3. When you finally resort to strength training and diet, put the on weight gain diets with low nutrients and massive calories and have them train primarily upper body and even the upper body work with half reps
4. When they try to train their legs, and their knees are in pain due to years of 1 and 2, either tell the to "skip legs" because they're already "doing legs" by playing their sport, or tell them to avoid knees over toes and every other zone that is tough for them.
Range, [17/06/2022 01:35]
Oh yea his soccer coach has him doing all the suicides/agility/plyo work at practice. But how can I tell him not to listen to his soccer coach? He's got a heavy schedule with soccer, gym & school. Too much for a 14 year old who only knows he wants to play his sport atm
Ben Patrick, [17/06/2022 01:36]
Range right he's probably fucked and has very little chance of knowing what his potential is, or succeeding in the world stage. You're his only hope. Fortunately you can give him SIMPLE workouts! And with measurable progress! Do NOT try to do too much. For example, Dense style training and keeping exact training journal and getting him super strong in the movements that will hold him up!
Paul Pettigrew, [17/06/2022 01:37]
I know your being serious here but I laughed at how you put that across😂 but totally get what your saying. LOL exactly! My own life was literally a recipe of how to wind up with a 19 inch vertical
Ben Patrick, [17/06/2022 02:35]
It's really not easy to wind up with a 19" lol!!!! Takes masterful planning, doing the opposite of what you need for many years. My 6 second 40 and 19 inch vertical were school records. Probably never broken since. And I was BY FAR the hardest worker on my team.
It would make a great list actually, like a hierarchy checklist if an athlete wants more stamina:
1. Are you the fastest on the field?
2. Are you the strongest pound for pound on the field?
3. Are you the most skilled on the field?
4. Would you smash everyone on the field in a sled contest?

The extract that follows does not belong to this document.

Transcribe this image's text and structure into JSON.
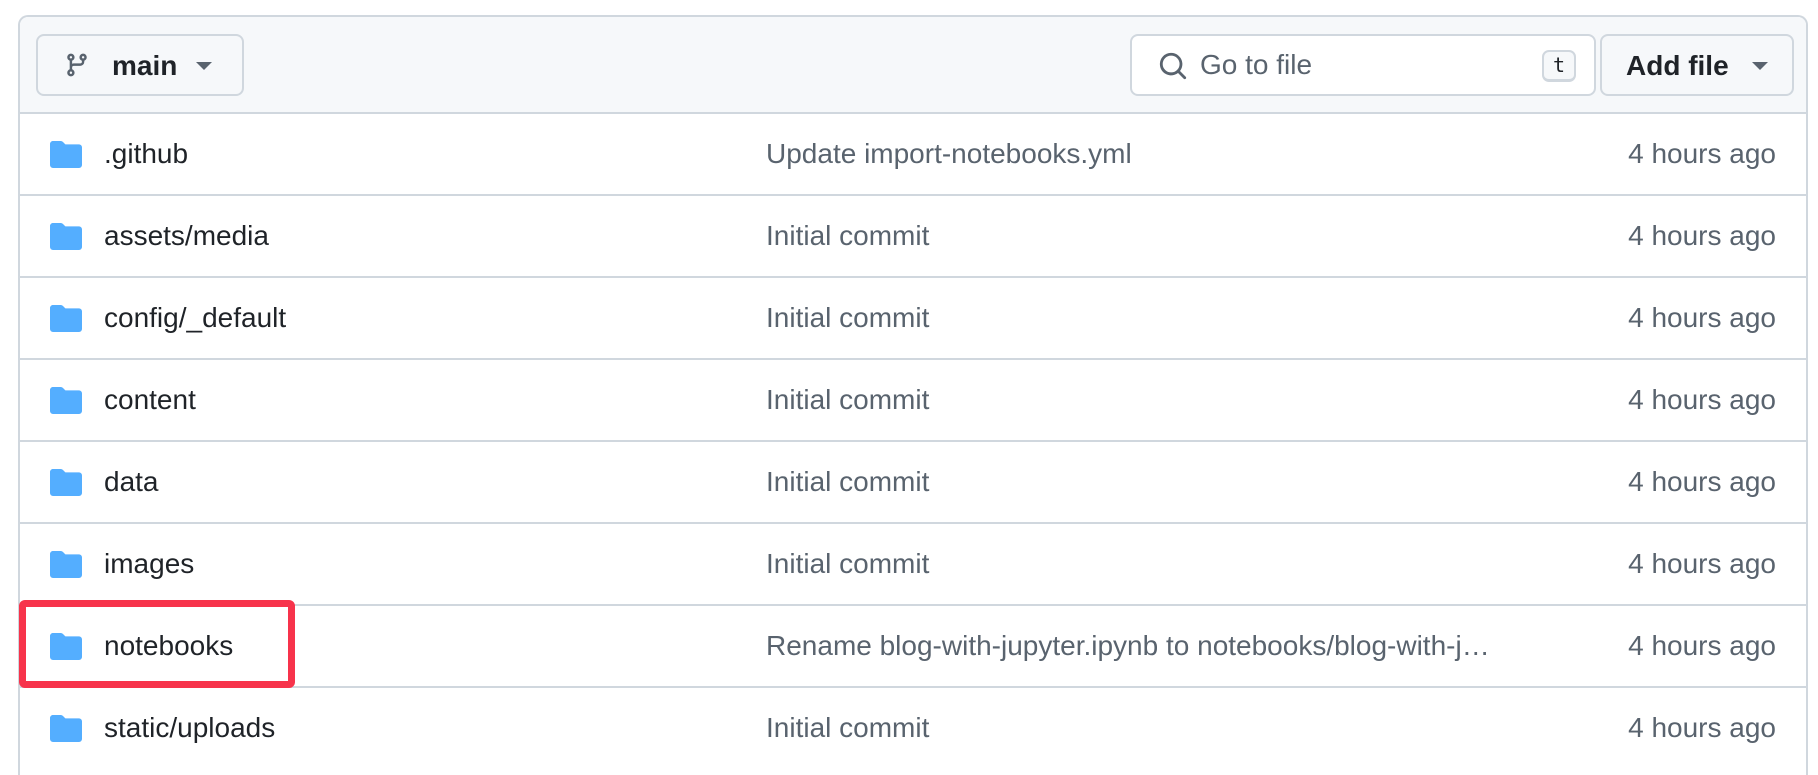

5. Are you addressing the areas of stress which your sport doesn’t maximally push? (Ie: a football player in pads, might get extra adaptation by wearing track spikes or using an Air Runner and working up to greater peak speeds)
That’s just a sample. I’m going to make this next week’s YouTube breakdown, so I’ll polish it. All the feedback here has created a great topic to educate people.